It’s nights like this where you realize how far the Jazz have to go.

To be sure, the Jazz’s talent situation will improve with the return of Markkanen from a hamstring strain. He’s missed the Jazz’s last seven games, and the Jazz have deeply missed his All-Star caliber presence. He will certainly improve matters. But with how out of their depth the Jazz are right now, Markkanen alone likely won’t be enough for the team to really start winning games.

The truth is that it’s going to take a roster change. There are two ways this could trend.

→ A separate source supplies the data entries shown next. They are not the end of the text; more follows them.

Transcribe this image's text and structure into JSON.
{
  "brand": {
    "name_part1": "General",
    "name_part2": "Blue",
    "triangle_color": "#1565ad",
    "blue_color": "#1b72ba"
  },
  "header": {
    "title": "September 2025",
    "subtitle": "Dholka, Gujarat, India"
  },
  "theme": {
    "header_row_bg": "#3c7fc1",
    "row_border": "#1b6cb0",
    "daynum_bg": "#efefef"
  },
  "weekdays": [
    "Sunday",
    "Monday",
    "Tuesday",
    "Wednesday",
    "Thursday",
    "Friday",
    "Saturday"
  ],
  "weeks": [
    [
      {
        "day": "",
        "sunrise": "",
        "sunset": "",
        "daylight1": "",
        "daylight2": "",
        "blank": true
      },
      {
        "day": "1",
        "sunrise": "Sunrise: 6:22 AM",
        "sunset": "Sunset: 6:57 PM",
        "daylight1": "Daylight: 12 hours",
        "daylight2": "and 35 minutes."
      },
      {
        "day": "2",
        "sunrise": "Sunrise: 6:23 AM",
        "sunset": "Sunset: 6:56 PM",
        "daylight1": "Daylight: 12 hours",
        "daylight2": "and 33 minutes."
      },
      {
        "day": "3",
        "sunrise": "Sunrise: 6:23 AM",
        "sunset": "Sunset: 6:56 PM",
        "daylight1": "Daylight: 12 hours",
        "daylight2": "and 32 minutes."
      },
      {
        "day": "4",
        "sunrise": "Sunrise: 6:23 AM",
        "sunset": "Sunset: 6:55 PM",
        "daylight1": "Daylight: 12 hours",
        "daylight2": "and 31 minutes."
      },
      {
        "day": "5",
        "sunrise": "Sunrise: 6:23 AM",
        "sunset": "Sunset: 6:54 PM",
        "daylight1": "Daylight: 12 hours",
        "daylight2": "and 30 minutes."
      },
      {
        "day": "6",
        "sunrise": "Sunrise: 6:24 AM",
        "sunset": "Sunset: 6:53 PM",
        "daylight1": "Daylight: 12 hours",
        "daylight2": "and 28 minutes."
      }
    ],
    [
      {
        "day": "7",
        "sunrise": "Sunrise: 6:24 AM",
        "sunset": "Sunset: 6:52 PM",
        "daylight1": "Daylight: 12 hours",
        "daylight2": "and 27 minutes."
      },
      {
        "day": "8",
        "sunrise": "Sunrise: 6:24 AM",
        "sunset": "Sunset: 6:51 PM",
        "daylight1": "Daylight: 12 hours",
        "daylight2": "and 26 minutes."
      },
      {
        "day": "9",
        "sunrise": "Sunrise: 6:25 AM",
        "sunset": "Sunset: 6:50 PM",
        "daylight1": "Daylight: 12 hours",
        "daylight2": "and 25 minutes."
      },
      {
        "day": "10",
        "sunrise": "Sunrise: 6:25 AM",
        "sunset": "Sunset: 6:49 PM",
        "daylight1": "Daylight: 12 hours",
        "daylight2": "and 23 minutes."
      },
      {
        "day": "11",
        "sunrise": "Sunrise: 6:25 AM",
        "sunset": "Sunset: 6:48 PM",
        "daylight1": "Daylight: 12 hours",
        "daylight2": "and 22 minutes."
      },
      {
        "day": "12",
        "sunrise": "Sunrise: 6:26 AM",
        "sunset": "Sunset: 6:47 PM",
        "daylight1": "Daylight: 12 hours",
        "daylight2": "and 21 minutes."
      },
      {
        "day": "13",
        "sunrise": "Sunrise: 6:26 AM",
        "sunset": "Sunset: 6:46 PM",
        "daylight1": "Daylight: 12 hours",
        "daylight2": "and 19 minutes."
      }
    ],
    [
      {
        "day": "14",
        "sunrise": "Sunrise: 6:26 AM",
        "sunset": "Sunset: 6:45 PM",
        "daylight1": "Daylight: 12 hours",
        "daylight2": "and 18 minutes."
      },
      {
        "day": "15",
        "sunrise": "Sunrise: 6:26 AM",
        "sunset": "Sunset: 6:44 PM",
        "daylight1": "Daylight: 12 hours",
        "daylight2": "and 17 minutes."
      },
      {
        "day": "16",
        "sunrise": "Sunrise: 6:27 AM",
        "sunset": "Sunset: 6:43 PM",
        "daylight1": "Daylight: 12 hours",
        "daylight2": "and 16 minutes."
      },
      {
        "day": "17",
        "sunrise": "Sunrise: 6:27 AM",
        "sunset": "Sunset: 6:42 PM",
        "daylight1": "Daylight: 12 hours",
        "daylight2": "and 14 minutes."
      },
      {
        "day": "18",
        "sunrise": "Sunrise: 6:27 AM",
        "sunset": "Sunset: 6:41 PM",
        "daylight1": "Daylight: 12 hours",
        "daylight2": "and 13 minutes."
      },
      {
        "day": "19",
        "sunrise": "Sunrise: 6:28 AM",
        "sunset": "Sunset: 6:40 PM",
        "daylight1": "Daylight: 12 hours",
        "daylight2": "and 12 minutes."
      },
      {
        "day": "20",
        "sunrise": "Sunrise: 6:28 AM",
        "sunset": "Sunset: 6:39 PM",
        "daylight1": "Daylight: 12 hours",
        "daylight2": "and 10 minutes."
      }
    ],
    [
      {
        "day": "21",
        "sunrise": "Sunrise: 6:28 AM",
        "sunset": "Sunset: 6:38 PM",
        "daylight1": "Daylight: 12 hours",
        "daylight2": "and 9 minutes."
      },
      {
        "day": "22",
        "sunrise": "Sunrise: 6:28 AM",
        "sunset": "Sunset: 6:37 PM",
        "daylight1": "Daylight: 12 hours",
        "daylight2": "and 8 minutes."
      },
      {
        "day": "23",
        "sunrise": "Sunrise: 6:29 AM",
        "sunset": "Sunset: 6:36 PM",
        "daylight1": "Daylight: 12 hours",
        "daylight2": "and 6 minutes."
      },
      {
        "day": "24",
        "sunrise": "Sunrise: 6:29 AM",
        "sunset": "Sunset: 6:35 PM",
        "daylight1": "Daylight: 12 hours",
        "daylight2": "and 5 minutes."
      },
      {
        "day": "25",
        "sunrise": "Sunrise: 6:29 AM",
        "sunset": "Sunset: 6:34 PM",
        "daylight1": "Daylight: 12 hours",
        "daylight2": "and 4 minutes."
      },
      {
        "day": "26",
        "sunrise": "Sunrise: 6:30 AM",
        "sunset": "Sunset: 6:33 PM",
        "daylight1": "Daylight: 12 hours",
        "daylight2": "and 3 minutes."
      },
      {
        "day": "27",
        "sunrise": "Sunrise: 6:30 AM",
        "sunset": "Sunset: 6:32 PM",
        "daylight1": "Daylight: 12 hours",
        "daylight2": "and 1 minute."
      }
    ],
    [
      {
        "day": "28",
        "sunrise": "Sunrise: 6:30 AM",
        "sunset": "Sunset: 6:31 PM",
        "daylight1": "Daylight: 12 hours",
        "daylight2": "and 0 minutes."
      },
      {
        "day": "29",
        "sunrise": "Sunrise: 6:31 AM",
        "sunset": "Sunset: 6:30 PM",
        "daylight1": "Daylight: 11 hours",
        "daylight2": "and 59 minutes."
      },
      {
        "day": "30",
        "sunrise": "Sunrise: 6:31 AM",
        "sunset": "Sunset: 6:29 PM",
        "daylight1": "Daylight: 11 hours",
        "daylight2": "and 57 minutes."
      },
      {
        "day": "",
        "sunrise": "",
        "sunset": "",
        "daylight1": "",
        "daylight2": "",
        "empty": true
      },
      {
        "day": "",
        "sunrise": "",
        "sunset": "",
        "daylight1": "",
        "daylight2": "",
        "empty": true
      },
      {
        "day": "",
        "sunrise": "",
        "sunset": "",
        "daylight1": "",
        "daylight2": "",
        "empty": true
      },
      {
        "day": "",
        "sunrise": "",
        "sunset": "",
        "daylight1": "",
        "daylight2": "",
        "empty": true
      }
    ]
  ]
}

One, the Jazz could try to make a win-now trade to try to get one of the league’s available talents — Zach LaVine or DeMar DeRozan from Chicago, for example. They could likely get those players for relatively cheaply in terms of assets spent.

But no one really thinks the Jazz are one or two players away from a title. We’ve seen the core of LaVine and Markkanen before, and it didn’t push the Bulls particularly close. It would improve their win total in the 2023-24 season, but not their overall well-being in the long-haul.

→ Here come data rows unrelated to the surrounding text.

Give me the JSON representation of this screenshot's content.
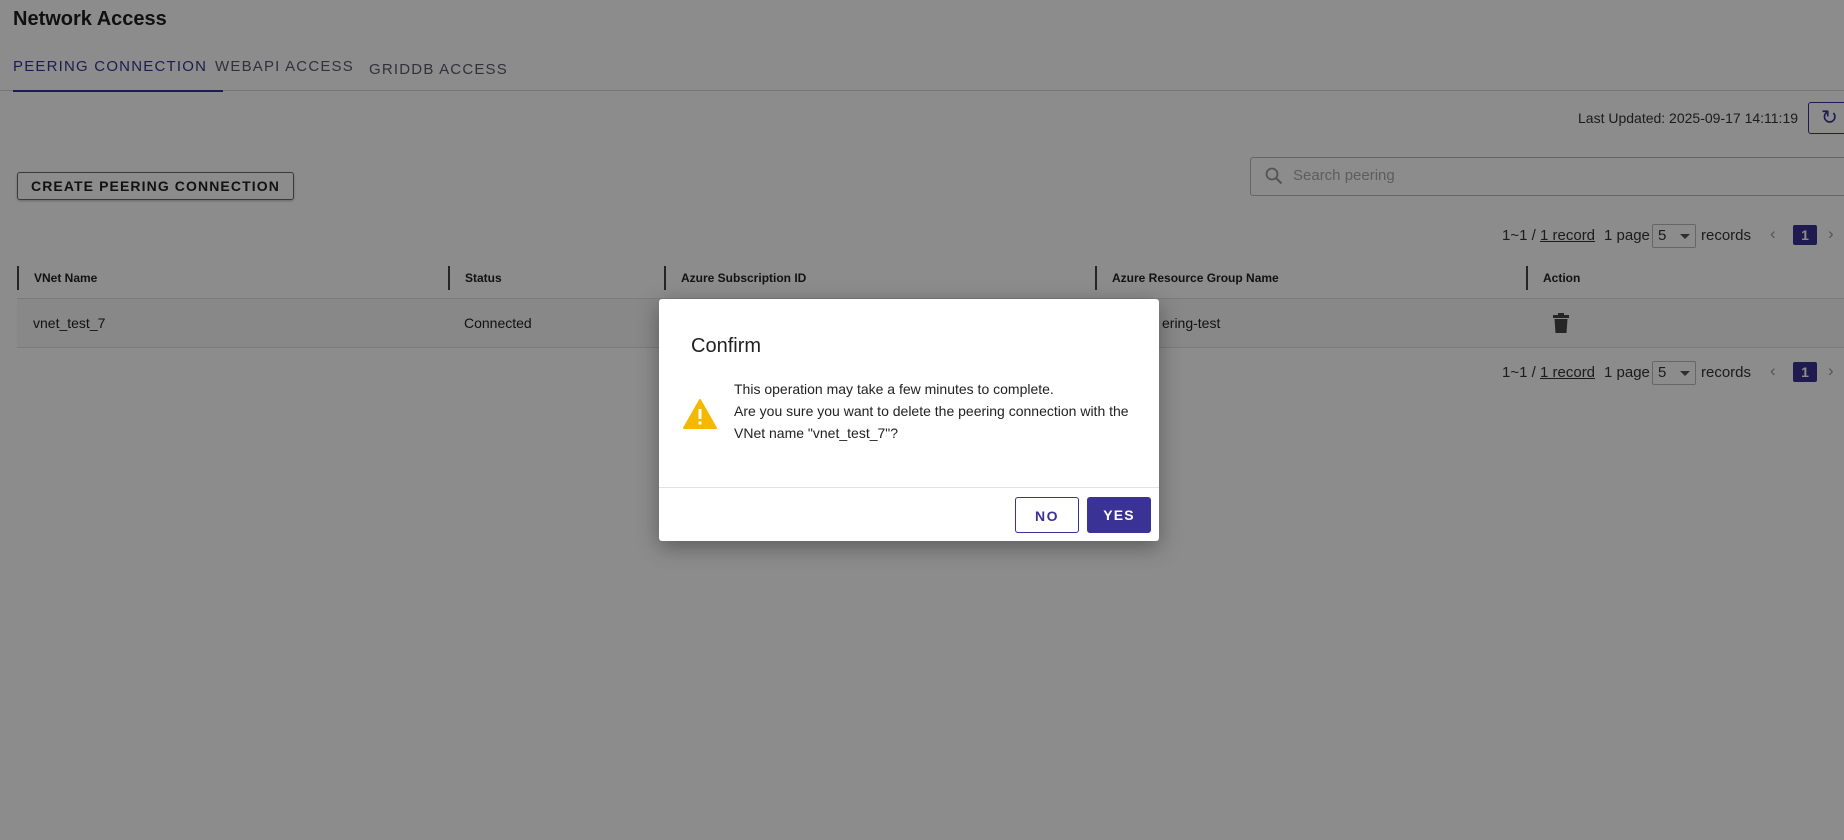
{
  "page": {
    "title": "Network Access"
  },
  "tabs": [
    {
      "label": "PEERING CONNECTION",
      "active": true
    },
    {
      "label": "WEBAPI ACCESS",
      "active": false
    },
    {
      "label": "GRIDDB ACCESS",
      "active": false
    }
  ],
  "toolbar": {
    "last_updated": "Last Updated: 2025-09-17 14:11:19",
    "refresh_icon": "refresh-icon",
    "create_label": "CREATE PEERING CONNECTION",
    "search_placeholder": "Search peering",
    "search_icon": "search-icon"
  },
  "pager": {
    "range": "1~1 /",
    "record_link": "1 record",
    "pages": "1 page",
    "page_size": "5",
    "records_label": "records",
    "current_page": "1"
  },
  "table": {
    "columns": [
      "VNet Name",
      "Status",
      "Azure Subscription ID",
      "Azure Resource Group Name",
      "Action"
    ],
    "rows": [
      {
        "vnet_name": "vnet_test_7",
        "status": "Connected",
        "subscription_id": "",
        "resource_group": "ering-test",
        "action_icon": "trash-icon"
      }
    ]
  },
  "dialog": {
    "title": "Confirm",
    "icon": "warning-icon",
    "line1": "This operation may take a few minutes to complete.",
    "line2": "Are you sure you want to delete the peering connection with the VNet name \"vnet_test_7\"?",
    "no_label": "NO",
    "yes_label": "YES"
  },
  "colors": {
    "accent": "#3a3294",
    "warning": "#f5b800",
    "overlay": "rgba(0,0,0,0.45)"
  }
}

(Bethany Baker | The Salt Lake Tribune) Utah Jazz guard Talen Horton-Tucker (5) shoots a lay up against the LA Clippers at the Delta Center in Salt Lake City on Friday, Dec. 8, 2023.

So the second option is probably wiser: the slow, herky-jerky path of the rebuild. The Jazz will likely try to sell whatever players they consider not to be keepers for future assets. They’ll give time to young players, and see which ones float, and which ones sink. They look like they’ll keep their top-10 protected pick they owe the Oklahoma City Thunder as a result of the Derrick Favors trade, and use it on another lottery chip.

Most of all, they’ll ask their fans to be patient.

“Our fans should want to win every game, like, that’s totally normal and healthy,” Hardy said. “We also understand that we have one of the smartest fan bases in the NBA in terms of having perspective and understanding where we are in this process.”

It’s early days yet, in other words. There may come a day when the Jazz are more talented than most of the teams they play, when they are nearly guaranteed wins when they play to their potential.

But the Jazz aren’t there yet. Not even close.